***** Study material

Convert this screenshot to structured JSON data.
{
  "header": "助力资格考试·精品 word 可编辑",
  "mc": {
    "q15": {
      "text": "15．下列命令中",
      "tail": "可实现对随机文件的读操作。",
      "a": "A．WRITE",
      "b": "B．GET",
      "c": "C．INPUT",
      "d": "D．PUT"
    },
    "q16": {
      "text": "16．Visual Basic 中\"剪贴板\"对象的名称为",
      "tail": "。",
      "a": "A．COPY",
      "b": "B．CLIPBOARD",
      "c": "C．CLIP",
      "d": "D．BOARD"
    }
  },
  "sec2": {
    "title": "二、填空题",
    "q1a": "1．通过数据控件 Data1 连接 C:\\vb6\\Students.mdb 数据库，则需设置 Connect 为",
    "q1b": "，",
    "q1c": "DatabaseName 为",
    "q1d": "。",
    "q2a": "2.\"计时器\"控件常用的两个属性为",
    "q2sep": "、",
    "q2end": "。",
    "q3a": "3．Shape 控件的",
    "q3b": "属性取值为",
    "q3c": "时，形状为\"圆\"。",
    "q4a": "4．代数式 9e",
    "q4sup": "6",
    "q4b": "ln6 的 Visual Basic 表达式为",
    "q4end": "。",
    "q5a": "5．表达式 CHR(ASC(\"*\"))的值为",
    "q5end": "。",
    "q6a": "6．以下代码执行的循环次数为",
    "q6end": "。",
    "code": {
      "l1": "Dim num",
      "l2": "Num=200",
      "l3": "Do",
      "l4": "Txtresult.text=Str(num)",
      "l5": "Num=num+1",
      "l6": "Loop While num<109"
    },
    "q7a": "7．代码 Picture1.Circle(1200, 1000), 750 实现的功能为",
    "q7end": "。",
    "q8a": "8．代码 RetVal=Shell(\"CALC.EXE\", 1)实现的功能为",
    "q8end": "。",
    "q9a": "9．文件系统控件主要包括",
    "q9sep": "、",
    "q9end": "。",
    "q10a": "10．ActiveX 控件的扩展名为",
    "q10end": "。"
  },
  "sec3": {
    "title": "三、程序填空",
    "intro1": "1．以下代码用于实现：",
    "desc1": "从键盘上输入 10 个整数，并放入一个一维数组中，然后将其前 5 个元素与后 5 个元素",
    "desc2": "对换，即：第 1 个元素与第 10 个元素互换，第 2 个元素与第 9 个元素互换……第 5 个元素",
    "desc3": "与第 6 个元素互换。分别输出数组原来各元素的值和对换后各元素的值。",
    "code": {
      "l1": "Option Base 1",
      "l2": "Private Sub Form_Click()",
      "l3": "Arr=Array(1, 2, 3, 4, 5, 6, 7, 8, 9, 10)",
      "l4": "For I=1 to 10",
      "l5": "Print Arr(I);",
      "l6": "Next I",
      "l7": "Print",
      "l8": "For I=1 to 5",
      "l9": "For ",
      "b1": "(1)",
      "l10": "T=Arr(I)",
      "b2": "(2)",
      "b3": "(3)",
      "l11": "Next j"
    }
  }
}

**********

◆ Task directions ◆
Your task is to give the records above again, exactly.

◆ Output for this task ◆
Convert this screenshot to structured JSON data.
{
  "header": "助力资格考试·精品 word 可编辑",
  "mc": {
    "q15": {
      "text": "15．下列命令中",
      "tail": "可实现对随机文件的读操作。",
      "a": "A．WRITE",
      "b": "B．GET",
      "c": "C．INPUT",
      "d": "D．PUT"
    },
    "q16": {
      "text": "16．Visual Basic 中\"剪贴板\"对象的名称为",
      "tail": "。",
      "a": "A．COPY",
      "b": "B．CLIPBOARD",
      "c": "C．CLIP",
      "d": "D．BOARD"
    }
  },
  "sec2": {
    "title": "二、填空题",
    "q1a": "1．通过数据控件 Data1 连接 C:\\vb6\\Students.mdb 数据库，则需设置 Connect 为",
    "q1b": "，",
    "q1c": "DatabaseName 为",
    "q1d": "。",
    "q2a": "2.\"计时器\"控件常用的两个属性为",
    "q2sep": "、",
    "q2end": "。",
    "q3a": "3．Shape 控件的",
    "q3b": "属性取值为",
    "q3c": "时，形状为\"圆\"。",
    "q4a": "4．代数式 9e",
    "q4sup": "6",
    "q4b": "ln6 的 Visual Basic 表达式为",
    "q4end": "。",
    "q5a": "5．表达式 CHR(ASC(\"*\"))的值为",
    "q5end": "。",
    "q6a": "6．以下代码执行的循环次数为",
    "q6end": "。",
    "code": {
      "l1": "Dim num",
      "l2": "Num=200",
      "l3": "Do",
      "l4": "Txtresult.text=Str(num)",
      "l5": "Num=num+1",
      "l6": "Loop While num<109"
    },
    "q7a": "7．代码 Picture1.Circle(1200, 1000), 750 实现的功能为",
    "q7end": "。",
    "q8a": "8．代码 RetVal=Shell(\"CALC.EXE\", 1)实现的功能为",
    "q8end": "。",
    "q9a": "9．文件系统控件主要包括",
    "q9sep": "、",
    "q9end": "。",
    "q10a": "10．ActiveX 控件的扩展名为",
    "q10end": "。"
  },
  "sec3": {
    "title": "三、程序填空",
    "intro1": "1．以下代码用于实现：",
    "desc1": "从键盘上输入 10 个整数，并放入一个一维数组中，然后将其前 5 个元素与后 5 个元素",
    "desc2": "对换，即：第 1 个元素与第 10 个元素互换，第 2 个元素与第 9 个元素互换……第 5 个元素",
    "desc3": "与第 6 个元素互换。分别输出数组原来各元素的值和对换后各元素的值。",
    "code": {
      "l1": "Option Base 1",
      "l2": "Private Sub Form_Click()",
      "l3": "Arr=Array(1, 2, 3, 4, 5, 6, 7, 8, 9, 10)",
      "l4": "For I=1 to 10",
      "l5": "Print Arr(I);",
      "l6": "Next I",
      "l7": "Print",
      "l8": "For I=1 to 5",
      "l9": "For ",
      "b1": "(1)",
      "l10": "T=Arr(I)",
      "b2": "(2)",
      "b3": "(3)",
      "l11": "Next j"
    }
  }
}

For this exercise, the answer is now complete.